=== Section Start ===
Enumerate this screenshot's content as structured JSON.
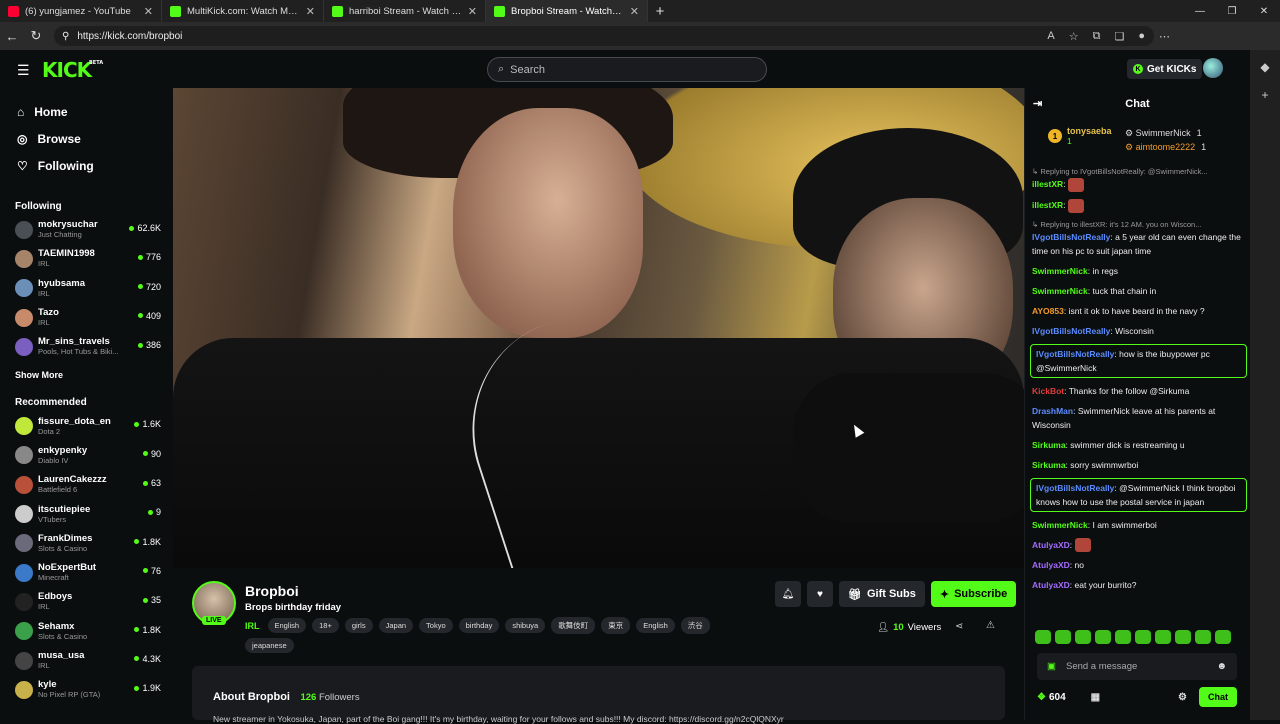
{
  "browser": {
    "tabs": [
      {
        "title": "(6) yungjamez - YouTube",
        "color": "#ff0033"
      },
      {
        "title": "MultiKick.com: Watch Multiple Str...",
        "color": "#53fc18"
      },
      {
        "title": "harriboi Stream - Watch Live on K...",
        "color": "#53fc18"
      },
      {
        "title": "Bropboi Stream - Watch Live...",
        "color": "#53fc18"
      }
    ],
    "url": "https://kick.com/bropboi"
  },
  "header": {
    "logo": "KICK",
    "logo_badge": "BETA",
    "search_placeholder": "Search",
    "get_kicks": "Get KICKs"
  },
  "sidebar": {
    "nav": [
      {
        "label": "Home",
        "icon": "home-icon"
      },
      {
        "label": "Browse",
        "icon": "compass-icon"
      },
      {
        "label": "Following",
        "icon": "heart-icon"
      }
    ],
    "following_title": "Following",
    "following": [
      {
        "name": "mokrysuchar",
        "category": "Just Chatting",
        "viewers": "62.6K",
        "color": "#4a4f56"
      },
      {
        "name": "TAEMIN1998",
        "category": "IRL",
        "viewers": "776",
        "color": "#a6846a"
      },
      {
        "name": "hyubsama",
        "category": "IRL",
        "viewers": "720",
        "color": "#6c8fb8"
      },
      {
        "name": "Tazo",
        "category": "IRL",
        "viewers": "409",
        "color": "#c78a6a"
      },
      {
        "name": "Mr_sins_travels",
        "category": "Pools, Hot Tubs & Biki...",
        "viewers": "386",
        "color": "#7a5ec0"
      }
    ],
    "show_more": "Show More",
    "recommended_title": "Recommended",
    "recommended": [
      {
        "name": "fissure_dota_en",
        "category": "Dota 2",
        "viewers": "1.6K",
        "color": "#c0e83a"
      },
      {
        "name": "enkypenky",
        "category": "Diablo IV",
        "viewers": "90",
        "color": "#888"
      },
      {
        "name": "LaurenCakezzz",
        "category": "Battlefield 6",
        "viewers": "63",
        "color": "#b8503a"
      },
      {
        "name": "itscutiepiee",
        "category": "VTubers",
        "viewers": "9",
        "color": "#ccc"
      },
      {
        "name": "FrankDimes",
        "category": "Slots & Casino",
        "viewers": "1.8K",
        "color": "#6a6a7a"
      },
      {
        "name": "NoExpertBut",
        "category": "Minecraft",
        "viewers": "76",
        "color": "#3a7ac8"
      },
      {
        "name": "Edboys",
        "category": "IRL",
        "viewers": "35",
        "color": "#222"
      },
      {
        "name": "Sehamx",
        "category": "Slots & Casino",
        "viewers": "1.8K",
        "color": "#3aa04a"
      },
      {
        "name": "musa_usa",
        "category": "IRL",
        "viewers": "4.3K",
        "color": "#444"
      },
      {
        "name": "kyle",
        "category": "No Pixel RP (GTA)",
        "viewers": "1.9K",
        "color": "#c8b04a"
      }
    ]
  },
  "stream": {
    "channel": "Bropboi",
    "live": "LIVE",
    "title": "Brops birthday friday",
    "category": "IRL",
    "tags": [
      "English",
      "18+",
      "girls",
      "Japan",
      "Tokyo",
      "birthday",
      "shibuya",
      "歌舞伎町",
      "東京",
      "English",
      "渋谷",
      "jeapanese"
    ],
    "gift_subs": "Gift Subs",
    "subscribe": "Subscribe",
    "viewers": "10",
    "viewers_label": "Viewers",
    "about_title": "About Bropboi",
    "followers": "126",
    "followers_label": "Followers",
    "description": "New streamer in Yokosuka, Japan, part of the Boi gang!!! It's my birthday, waiting for your follows and subs!!! My discord: https://discord.gg/n2cQlQNXyr"
  },
  "chat": {
    "title": "Chat",
    "pinned": [
      {
        "rank": "1",
        "name": "tonysaeba",
        "count": "1"
      },
      {
        "name": "SwimmerNick",
        "count": "1"
      },
      {
        "name": "aimtoome2222",
        "count": "1"
      }
    ],
    "messages": [
      {
        "type": "reply",
        "text": "↳ Replying to IVgotBillsNotReally: @SwimmerNick..."
      },
      {
        "user": "illestXR",
        "color": "#53fc18",
        "text": ""
      },
      {
        "user": "illestXR",
        "color": "#53fc18",
        "text": ""
      },
      {
        "type": "reply",
        "text": "↳ Replying to illestXR: it's 12 AM. you on Wiscon..."
      },
      {
        "user": "IVgotBillsNotReally",
        "color": "#5b8cff",
        "text": "a 5 year old can even change the time on his pc to suit japan time"
      },
      {
        "user": "SwimmerNick",
        "color": "#53fc18",
        "text": "in regs"
      },
      {
        "user": "SwimmerNick",
        "color": "#53fc18",
        "text": "tuck that chain in"
      },
      {
        "user": "AYO853",
        "color": "#f39c2b",
        "text": "isnt it ok to have beard in the navy ?"
      },
      {
        "user": "IVgotBillsNotReally",
        "color": "#5b8cff",
        "text": "Wisconsin"
      },
      {
        "user": "IVgotBillsNotReally",
        "color": "#5b8cff",
        "text": "how is the ibuypower pc @SwimmerNick",
        "highlight": true
      },
      {
        "user": "KickBot",
        "color": "#e23b3b",
        "text": "Thanks for the follow @Sirkuma"
      },
      {
        "user": "DrashMan",
        "color": "#5b8cff",
        "text": "SwimmerNick leave at his parents at Wisconsin"
      },
      {
        "user": "Sirkuma",
        "color": "#53fc18",
        "text": "swimmer dick is restreaming u"
      },
      {
        "user": "Sirkuma",
        "color": "#53fc18",
        "text": "sorry swimmwrboi"
      },
      {
        "user": "IVgotBillsNotReally",
        "color": "#5b8cff",
        "text": "@SwimmerNick I think bropboi knows how to use the postal service in japan",
        "highlight": true
      },
      {
        "user": "SwimmerNick",
        "color": "#53fc18",
        "text": "I am swimmerboi"
      },
      {
        "user": "AtulyaXD",
        "color": "#a36bff",
        "text": ""
      },
      {
        "user": "AtulyaXD",
        "color": "#a36bff",
        "text": "no"
      },
      {
        "user": "AtulyaXD",
        "color": "#a36bff",
        "text": "eat your burrito?"
      }
    ],
    "send_placeholder": "Send a message",
    "points": "604",
    "chat_button": "Chat"
  }
}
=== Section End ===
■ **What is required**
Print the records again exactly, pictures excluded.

■ **Output of the task**
Enumerate this screenshot's content as structured JSON.
{
  "browser": {
    "tabs": [
      {
        "title": "(6) yungjamez - YouTube",
        "color": "#ff0033"
      },
      {
        "title": "MultiKick.com: Watch Multiple Str...",
        "color": "#53fc18"
      },
      {
        "title": "harriboi Stream - Watch Live on K...",
        "color": "#53fc18"
      },
      {
        "title": "Bropboi Stream - Watch Live...",
        "color": "#53fc18"
      }
    ],
    "url": "https://kick.com/bropboi"
  },
  "header": {
    "logo": "KICK",
    "logo_badge": "BETA",
    "search_placeholder": "Search",
    "get_kicks": "Get KICKs"
  },
  "sidebar": {
    "nav": [
      {
        "label": "Home",
        "icon": "home-icon"
      },
      {
        "label": "Browse",
        "icon": "compass-icon"
      },
      {
        "label": "Following",
        "icon": "heart-icon"
      }
    ],
    "following_title": "Following",
    "following": [
      {
        "name": "mokrysuchar",
        "category": "Just Chatting",
        "viewers": "62.6K",
        "color": "#4a4f56"
      },
      {
        "name": "TAEMIN1998",
        "category": "IRL",
        "viewers": "776",
        "color": "#a6846a"
      },
      {
        "name": "hyubsama",
        "category": "IRL",
        "viewers": "720",
        "color": "#6c8fb8"
      },
      {
        "name": "Tazo",
        "category": "IRL",
        "viewers": "409",
        "color": "#c78a6a"
      },
      {
        "name": "Mr_sins_travels",
        "category": "Pools, Hot Tubs & Biki...",
        "viewers": "386",
        "color": "#7a5ec0"
      }
    ],
    "show_more": "Show More",
    "recommended_title": "Recommended",
    "recommended": [
      {
        "name": "fissure_dota_en",
        "category": "Dota 2",
        "viewers": "1.6K",
        "color": "#c0e83a"
      },
      {
        "name": "enkypenky",
        "category": "Diablo IV",
        "viewers": "90",
        "color": "#888"
      },
      {
        "name": "LaurenCakezzz",
        "category": "Battlefield 6",
        "viewers": "63",
        "color": "#b8503a"
      },
      {
        "name": "itscutiepiee",
        "category": "VTubers",
        "viewers": "9",
        "color": "#ccc"
      },
      {
        "name": "FrankDimes",
        "category": "Slots & Casino",
        "viewers": "1.8K",
        "color": "#6a6a7a"
      },
      {
        "name": "NoExpertBut",
        "category": "Minecraft",
        "viewers": "76",
        "color": "#3a7ac8"
      },
      {
        "name": "Edboys",
        "category": "IRL",
        "viewers": "35",
        "color": "#222"
      },
      {
        "name": "Sehamx",
        "category": "Slots & Casino",
        "viewers": "1.8K",
        "color": "#3aa04a"
      },
      {
        "name": "musa_usa",
        "category": "IRL",
        "viewers": "4.3K",
        "color": "#444"
      },
      {
        "name": "kyle",
        "category": "No Pixel RP (GTA)",
        "viewers": "1.9K",
        "color": "#c8b04a"
      }
    ]
  },
  "stream": {
    "channel": "Bropboi",
    "live": "LIVE",
    "title": "Brops birthday friday",
    "category": "IRL",
    "tags": [
      "English",
      "18+",
      "girls",
      "Japan",
      "Tokyo",
      "birthday",
      "shibuya",
      "歌舞伎町",
      "東京",
      "English",
      "渋谷",
      "jeapanese"
    ],
    "gift_subs": "Gift Subs",
    "subscribe": "Subscribe",
    "viewers": "10",
    "viewers_label": "Viewers",
    "about_title": "About Bropboi",
    "followers": "126",
    "followers_label": "Followers",
    "description": "New streamer in Yokosuka, Japan, part of the Boi gang!!! It's my birthday, waiting for your follows and subs!!! My discord: https://discord.gg/n2cQlQNXyr"
  },
  "chat": {
    "title": "Chat",
    "pinned": [
      {
        "rank": "1",
        "name": "tonysaeba",
        "count": "1"
      },
      {
        "name": "SwimmerNick",
        "count": "1"
      },
      {
        "name": "aimtoome2222",
        "count": "1"
      }
    ],
    "messages": [
      {
        "type": "reply",
        "text": "↳ Replying to IVgotBillsNotReally: @SwimmerNick..."
      },
      {
        "user": "illestXR",
        "color": "#53fc18",
        "text": ""
      },
      {
        "user": "illestXR",
        "color": "#53fc18",
        "text": ""
      },
      {
        "type": "reply",
        "text": "↳ Replying to illestXR: it's 12 AM. you on Wiscon..."
      },
      {
        "user": "IVgotBillsNotReally",
        "color": "#5b8cff",
        "text": "a 5 year old can even change the time on his pc to suit japan time"
      },
      {
        "user": "SwimmerNick",
        "color": "#53fc18",
        "text": "in regs"
      },
      {
        "user": "SwimmerNick",
        "color": "#53fc18",
        "text": "tuck that chain in"
      },
      {
        "user": "AYO853",
        "color": "#f39c2b",
        "text": "isnt it ok to have beard in the navy ?"
      },
      {
        "user": "IVgotBillsNotReally",
        "color": "#5b8cff",
        "text": "Wisconsin"
      },
      {
        "user": "IVgotBillsNotReally",
        "color": "#5b8cff",
        "text": "how is the ibuypower pc @SwimmerNick",
        "highlight": true
      },
      {
        "user": "KickBot",
        "color": "#e23b3b",
        "text": "Thanks for the follow @Sirkuma"
      },
      {
        "user": "DrashMan",
        "color": "#5b8cff",
        "text": "SwimmerNick leave at his parents at Wisconsin"
      },
      {
        "user": "Sirkuma",
        "color": "#53fc18",
        "text": "swimmer dick is restreaming u"
      },
      {
        "user": "Sirkuma",
        "color": "#53fc18",
        "text": "sorry swimmwrboi"
      },
      {
        "user": "IVgotBillsNotReally",
        "color": "#5b8cff",
        "text": "@SwimmerNick I think bropboi knows how to use the postal service in japan",
        "highlight": true
      },
      {
        "user": "SwimmerNick",
        "color": "#53fc18",
        "text": "I am swimmerboi"
      },
      {
        "user": "AtulyaXD",
        "color": "#a36bff",
        "text": ""
      },
      {
        "user": "AtulyaXD",
        "color": "#a36bff",
        "text": "no"
      },
      {
        "user": "AtulyaXD",
        "color": "#a36bff",
        "text": "eat your burrito?"
      }
    ],
    "send_placeholder": "Send a message",
    "points": "604",
    "chat_button": "Chat"
  }
}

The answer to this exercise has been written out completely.